ACTION ITEM:
What is needed is a word-for-word copy of all the entries, minus the pictures.

ENTRIES SUPPLIED:
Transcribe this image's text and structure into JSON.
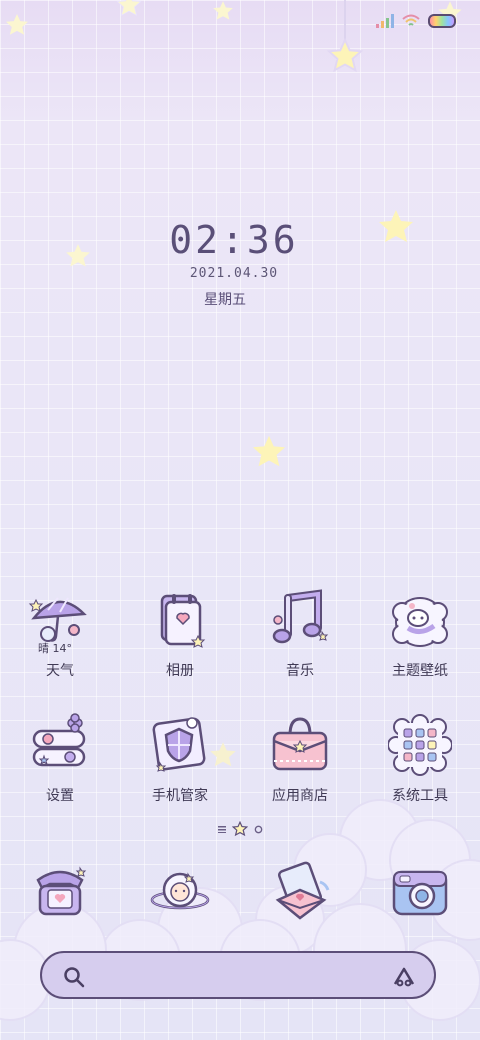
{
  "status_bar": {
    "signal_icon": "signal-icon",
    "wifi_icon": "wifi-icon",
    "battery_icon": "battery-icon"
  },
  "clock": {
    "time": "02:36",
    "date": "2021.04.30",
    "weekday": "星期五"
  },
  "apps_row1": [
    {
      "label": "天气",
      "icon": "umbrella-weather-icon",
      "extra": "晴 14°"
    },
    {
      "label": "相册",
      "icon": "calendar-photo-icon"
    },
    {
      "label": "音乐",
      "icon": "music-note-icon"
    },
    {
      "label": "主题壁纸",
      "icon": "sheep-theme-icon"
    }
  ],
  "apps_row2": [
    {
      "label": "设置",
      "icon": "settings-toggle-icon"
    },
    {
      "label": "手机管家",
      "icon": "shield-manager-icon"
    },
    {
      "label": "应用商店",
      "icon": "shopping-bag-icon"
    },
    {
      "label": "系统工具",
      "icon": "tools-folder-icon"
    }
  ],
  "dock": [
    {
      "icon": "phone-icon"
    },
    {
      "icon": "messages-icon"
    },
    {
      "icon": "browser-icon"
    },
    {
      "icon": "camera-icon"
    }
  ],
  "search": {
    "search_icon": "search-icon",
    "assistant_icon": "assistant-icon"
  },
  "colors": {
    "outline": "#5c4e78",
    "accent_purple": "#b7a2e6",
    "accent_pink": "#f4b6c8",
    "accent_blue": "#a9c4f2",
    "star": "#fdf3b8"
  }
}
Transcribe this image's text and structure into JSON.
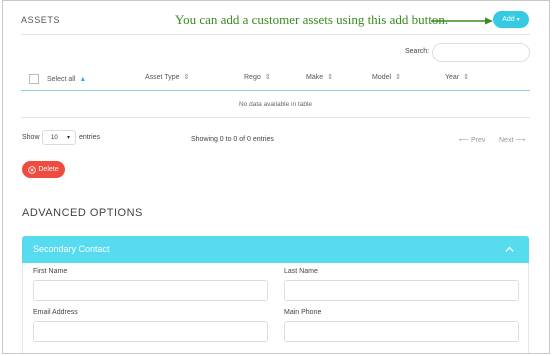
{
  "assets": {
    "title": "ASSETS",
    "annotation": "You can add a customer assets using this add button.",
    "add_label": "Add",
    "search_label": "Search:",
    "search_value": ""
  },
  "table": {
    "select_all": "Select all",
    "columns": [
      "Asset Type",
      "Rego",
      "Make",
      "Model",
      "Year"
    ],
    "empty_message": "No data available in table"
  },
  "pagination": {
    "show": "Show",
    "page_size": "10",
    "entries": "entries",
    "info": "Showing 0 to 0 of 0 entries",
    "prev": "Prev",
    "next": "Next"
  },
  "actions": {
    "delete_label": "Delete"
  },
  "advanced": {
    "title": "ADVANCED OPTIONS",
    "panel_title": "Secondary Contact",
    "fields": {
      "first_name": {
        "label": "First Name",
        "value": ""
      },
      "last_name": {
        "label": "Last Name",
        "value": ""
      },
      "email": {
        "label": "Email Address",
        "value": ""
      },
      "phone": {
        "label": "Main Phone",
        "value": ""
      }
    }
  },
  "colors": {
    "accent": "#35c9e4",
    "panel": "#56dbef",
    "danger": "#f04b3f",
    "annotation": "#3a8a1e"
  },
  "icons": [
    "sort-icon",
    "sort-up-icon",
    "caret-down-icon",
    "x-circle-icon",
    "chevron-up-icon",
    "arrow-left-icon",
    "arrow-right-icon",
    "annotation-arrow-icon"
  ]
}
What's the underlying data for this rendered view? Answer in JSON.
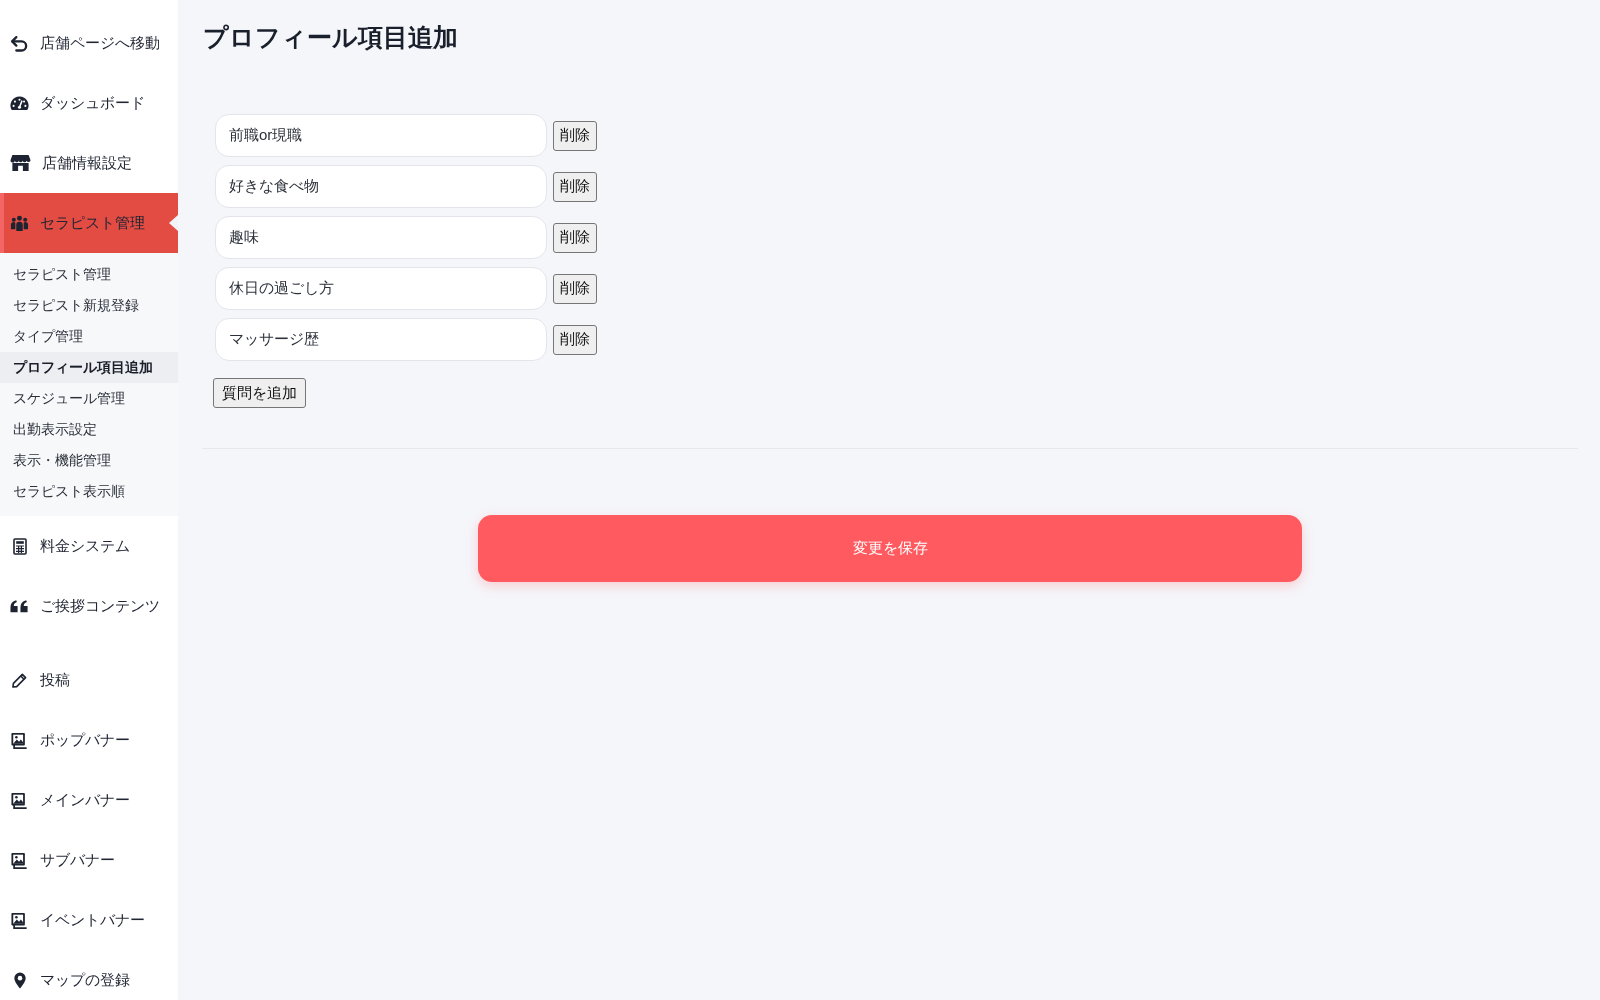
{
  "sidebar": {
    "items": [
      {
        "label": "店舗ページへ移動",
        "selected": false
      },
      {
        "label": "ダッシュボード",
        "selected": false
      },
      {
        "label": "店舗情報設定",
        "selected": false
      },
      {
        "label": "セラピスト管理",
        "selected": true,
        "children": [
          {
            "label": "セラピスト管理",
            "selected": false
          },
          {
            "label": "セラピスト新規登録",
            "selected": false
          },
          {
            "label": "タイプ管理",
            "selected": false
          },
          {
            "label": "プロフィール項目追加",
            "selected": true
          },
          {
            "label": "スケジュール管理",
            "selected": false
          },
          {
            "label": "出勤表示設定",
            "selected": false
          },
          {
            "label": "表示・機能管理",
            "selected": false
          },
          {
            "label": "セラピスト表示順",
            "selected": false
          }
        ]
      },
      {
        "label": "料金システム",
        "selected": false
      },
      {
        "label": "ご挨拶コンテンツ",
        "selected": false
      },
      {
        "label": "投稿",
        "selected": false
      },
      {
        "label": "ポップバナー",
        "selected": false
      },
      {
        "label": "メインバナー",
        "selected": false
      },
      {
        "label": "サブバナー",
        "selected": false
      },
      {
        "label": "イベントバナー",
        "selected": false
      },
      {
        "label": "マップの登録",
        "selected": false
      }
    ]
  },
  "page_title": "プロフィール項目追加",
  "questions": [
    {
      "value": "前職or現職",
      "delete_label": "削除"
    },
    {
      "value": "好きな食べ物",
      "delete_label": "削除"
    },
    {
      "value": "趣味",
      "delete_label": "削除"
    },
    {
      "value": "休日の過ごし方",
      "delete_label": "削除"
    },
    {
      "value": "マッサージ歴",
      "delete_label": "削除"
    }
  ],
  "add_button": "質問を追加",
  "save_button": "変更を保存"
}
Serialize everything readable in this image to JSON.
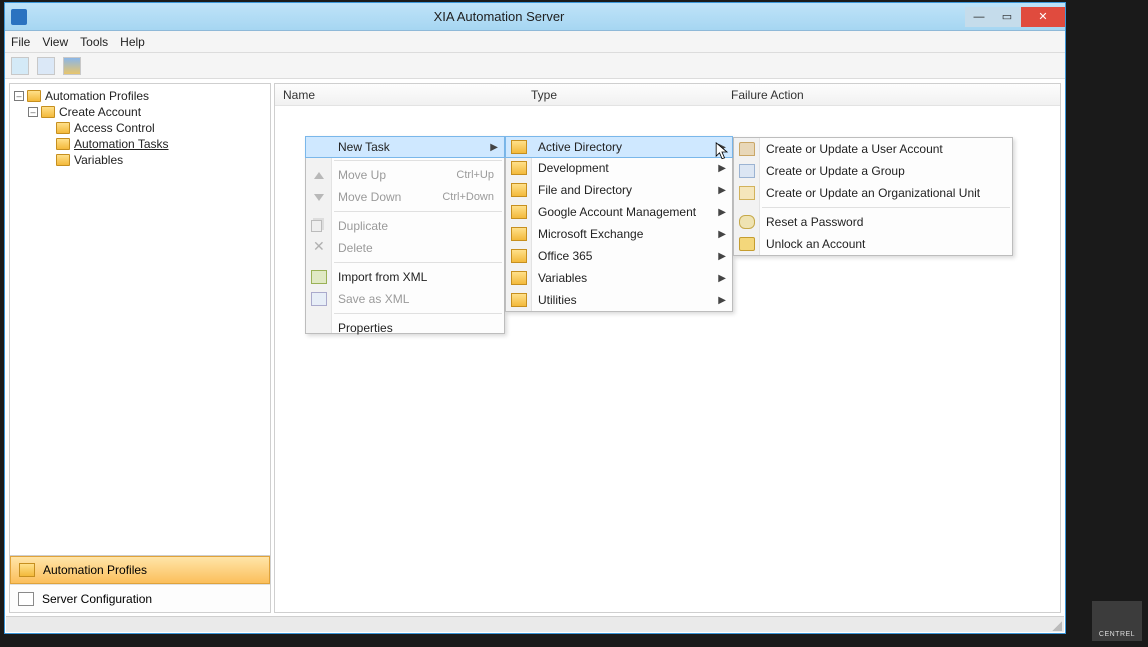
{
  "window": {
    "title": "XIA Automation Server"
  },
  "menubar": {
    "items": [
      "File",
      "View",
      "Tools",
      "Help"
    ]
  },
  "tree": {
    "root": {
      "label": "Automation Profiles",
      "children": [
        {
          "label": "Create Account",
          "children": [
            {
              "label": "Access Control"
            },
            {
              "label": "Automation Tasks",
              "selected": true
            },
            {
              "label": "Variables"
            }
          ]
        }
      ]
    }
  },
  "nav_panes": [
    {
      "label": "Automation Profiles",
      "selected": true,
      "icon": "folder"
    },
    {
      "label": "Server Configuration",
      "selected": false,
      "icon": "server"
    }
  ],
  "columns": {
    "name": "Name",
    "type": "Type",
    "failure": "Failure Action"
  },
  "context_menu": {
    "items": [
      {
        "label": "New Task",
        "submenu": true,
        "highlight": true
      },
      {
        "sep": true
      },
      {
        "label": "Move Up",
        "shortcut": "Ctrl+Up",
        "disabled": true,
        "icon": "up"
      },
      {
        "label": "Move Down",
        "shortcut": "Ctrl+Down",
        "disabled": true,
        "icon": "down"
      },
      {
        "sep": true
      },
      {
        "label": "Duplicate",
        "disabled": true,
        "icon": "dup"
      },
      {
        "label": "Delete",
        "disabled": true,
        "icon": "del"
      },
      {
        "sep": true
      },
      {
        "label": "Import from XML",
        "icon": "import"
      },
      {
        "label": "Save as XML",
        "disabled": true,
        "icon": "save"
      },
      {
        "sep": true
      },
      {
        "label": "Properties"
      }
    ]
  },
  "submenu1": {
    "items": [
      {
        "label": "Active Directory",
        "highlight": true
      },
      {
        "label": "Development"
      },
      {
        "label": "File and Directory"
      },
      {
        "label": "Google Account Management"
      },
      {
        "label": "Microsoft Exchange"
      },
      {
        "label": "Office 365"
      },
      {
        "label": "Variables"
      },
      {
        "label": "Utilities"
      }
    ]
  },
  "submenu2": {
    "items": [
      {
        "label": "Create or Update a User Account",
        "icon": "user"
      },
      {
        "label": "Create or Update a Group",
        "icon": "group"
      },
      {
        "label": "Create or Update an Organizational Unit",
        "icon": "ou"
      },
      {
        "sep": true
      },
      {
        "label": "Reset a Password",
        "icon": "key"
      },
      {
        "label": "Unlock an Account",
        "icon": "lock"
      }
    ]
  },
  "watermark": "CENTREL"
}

ANSWER TO THE EXERCISE:
Transcribe this image's text and structure into JSON.
{
  "status_bar": {
    "signal_icon": "signal-icon",
    "wifi_icon": "wifi-icon",
    "battery_icon": "battery-icon"
  },
  "clock": {
    "time": "02:36",
    "date": "2021.04.30",
    "weekday": "星期五"
  },
  "apps_row1": [
    {
      "label": "天气",
      "icon": "umbrella-weather-icon",
      "extra": "晴 14°"
    },
    {
      "label": "相册",
      "icon": "calendar-photo-icon"
    },
    {
      "label": "音乐",
      "icon": "music-note-icon"
    },
    {
      "label": "主题壁纸",
      "icon": "sheep-theme-icon"
    }
  ],
  "apps_row2": [
    {
      "label": "设置",
      "icon": "settings-toggle-icon"
    },
    {
      "label": "手机管家",
      "icon": "shield-manager-icon"
    },
    {
      "label": "应用商店",
      "icon": "shopping-bag-icon"
    },
    {
      "label": "系统工具",
      "icon": "tools-folder-icon"
    }
  ],
  "dock": [
    {
      "icon": "phone-icon"
    },
    {
      "icon": "messages-icon"
    },
    {
      "icon": "browser-icon"
    },
    {
      "icon": "camera-icon"
    }
  ],
  "search": {
    "search_icon": "search-icon",
    "assistant_icon": "assistant-icon"
  },
  "colors": {
    "outline": "#5c4e78",
    "accent_purple": "#b7a2e6",
    "accent_pink": "#f4b6c8",
    "accent_blue": "#a9c4f2",
    "star": "#fdf3b8"
  }
}
Transcribe this image's text and structure into JSON.
{
  "assets": {
    "title": "ASSETS",
    "annotation": "You can add a customer assets using this add button.",
    "add_label": "Add",
    "search_label": "Search:",
    "search_value": ""
  },
  "table": {
    "select_all": "Select all",
    "columns": [
      "Asset Type",
      "Rego",
      "Make",
      "Model",
      "Year"
    ],
    "empty_message": "No data available in table"
  },
  "pagination": {
    "show": "Show",
    "page_size": "10",
    "entries": "entries",
    "info": "Showing 0 to 0 of 0 entries",
    "prev": "Prev",
    "next": "Next"
  },
  "actions": {
    "delete_label": "Delete"
  },
  "advanced": {
    "title": "ADVANCED OPTIONS",
    "panel_title": "Secondary Contact",
    "fields": {
      "first_name": {
        "label": "First Name",
        "value": ""
      },
      "last_name": {
        "label": "Last Name",
        "value": ""
      },
      "email": {
        "label": "Email Address",
        "value": ""
      },
      "phone": {
        "label": "Main Phone",
        "value": ""
      }
    }
  },
  "colors": {
    "accent": "#35c9e4",
    "panel": "#56dbef",
    "danger": "#f04b3f",
    "annotation": "#3a8a1e"
  },
  "icons": [
    "sort-icon",
    "sort-up-icon",
    "caret-down-icon",
    "x-circle-icon",
    "chevron-up-icon",
    "arrow-left-icon",
    "arrow-right-icon",
    "annotation-arrow-icon"
  ]
}
What's the underlying data for this rendered view? Answer in JSON.
{
  "sidebar": {
    "items": [
      {
        "label": "店舗ページへ移動",
        "selected": false
      },
      {
        "label": "ダッシュボード",
        "selected": false
      },
      {
        "label": "店舗情報設定",
        "selected": false
      },
      {
        "label": "セラピスト管理",
        "selected": true,
        "children": [
          {
            "label": "セラピスト管理",
            "selected": false
          },
          {
            "label": "セラピスト新規登録",
            "selected": false
          },
          {
            "label": "タイプ管理",
            "selected": false
          },
          {
            "label": "プロフィール項目追加",
            "selected": true
          },
          {
            "label": "スケジュール管理",
            "selected": false
          },
          {
            "label": "出勤表示設定",
            "selected": false
          },
          {
            "label": "表示・機能管理",
            "selected": false
          },
          {
            "label": "セラピスト表示順",
            "selected": false
          }
        ]
      },
      {
        "label": "料金システム",
        "selected": false
      },
      {
        "label": "ご挨拶コンテンツ",
        "selected": false
      },
      {
        "label": "投稿",
        "selected": false
      },
      {
        "label": "ポップバナー",
        "selected": false
      },
      {
        "label": "メインバナー",
        "selected": false
      },
      {
        "label": "サブバナー",
        "selected": false
      },
      {
        "label": "イベントバナー",
        "selected": false
      },
      {
        "label": "マップの登録",
        "selected": false
      }
    ]
  },
  "page_title": "プロフィール項目追加",
  "questions": [
    {
      "value": "前職or現職",
      "delete_label": "削除"
    },
    {
      "value": "好きな食べ物",
      "delete_label": "削除"
    },
    {
      "value": "趣味",
      "delete_label": "削除"
    },
    {
      "value": "休日の過ごし方",
      "delete_label": "削除"
    },
    {
      "value": "マッサージ歴",
      "delete_label": "削除"
    }
  ],
  "add_button": "質問を追加",
  "save_button": "変更を保存"
}
Serialize everything readable in this image to JSON.
{
  "window": {
    "title": "XIA Automation Server"
  },
  "menubar": {
    "items": [
      "File",
      "View",
      "Tools",
      "Help"
    ]
  },
  "tree": {
    "root": {
      "label": "Automation Profiles",
      "children": [
        {
          "label": "Create Account",
          "children": [
            {
              "label": "Access Control"
            },
            {
              "label": "Automation Tasks",
              "selected": true
            },
            {
              "label": "Variables"
            }
          ]
        }
      ]
    }
  },
  "nav_panes": [
    {
      "label": "Automation Profiles",
      "selected": true,
      "icon": "folder"
    },
    {
      "label": "Server Configuration",
      "selected": false,
      "icon": "server"
    }
  ],
  "columns": {
    "name": "Name",
    "type": "Type",
    "failure": "Failure Action"
  },
  "context_menu": {
    "items": [
      {
        "label": "New Task",
        "submenu": true,
        "highlight": true
      },
      {
        "sep": true
      },
      {
        "label": "Move Up",
        "shortcut": "Ctrl+Up",
        "disabled": true,
        "icon": "up"
      },
      {
        "label": "Move Down",
        "shortcut": "Ctrl+Down",
        "disabled": true,
        "icon": "down"
      },
      {
        "sep": true
      },
      {
        "label": "Duplicate",
        "disabled": true,
        "icon": "dup"
      },
      {
        "label": "Delete",
        "disabled": true,
        "icon": "del"
      },
      {
        "sep": true
      },
      {
        "label": "Import from XML",
        "icon": "import"
      },
      {
        "label": "Save as XML",
        "disabled": true,
        "icon": "save"
      },
      {
        "sep": true
      },
      {
        "label": "Properties"
      }
    ]
  },
  "submenu1": {
    "items": [
      {
        "label": "Active Directory",
        "highlight": true
      },
      {
        "label": "Development"
      },
      {
        "label": "File and Directory"
      },
      {
        "label": "Google Account Management"
      },
      {
        "label": "Microsoft Exchange"
      },
      {
        "label": "Office 365"
      },
      {
        "label": "Variables"
      },
      {
        "label": "Utilities"
      }
    ]
  },
  "submenu2": {
    "items": [
      {
        "label": "Create or Update a User Account",
        "icon": "user"
      },
      {
        "label": "Create or Update a Group",
        "icon": "group"
      },
      {
        "label": "Create or Update an Organizational Unit",
        "icon": "ou"
      },
      {
        "sep": true
      },
      {
        "label": "Reset a Password",
        "icon": "key"
      },
      {
        "label": "Unlock an Account",
        "icon": "lock"
      }
    ]
  },
  "watermark": "CENTREL"
}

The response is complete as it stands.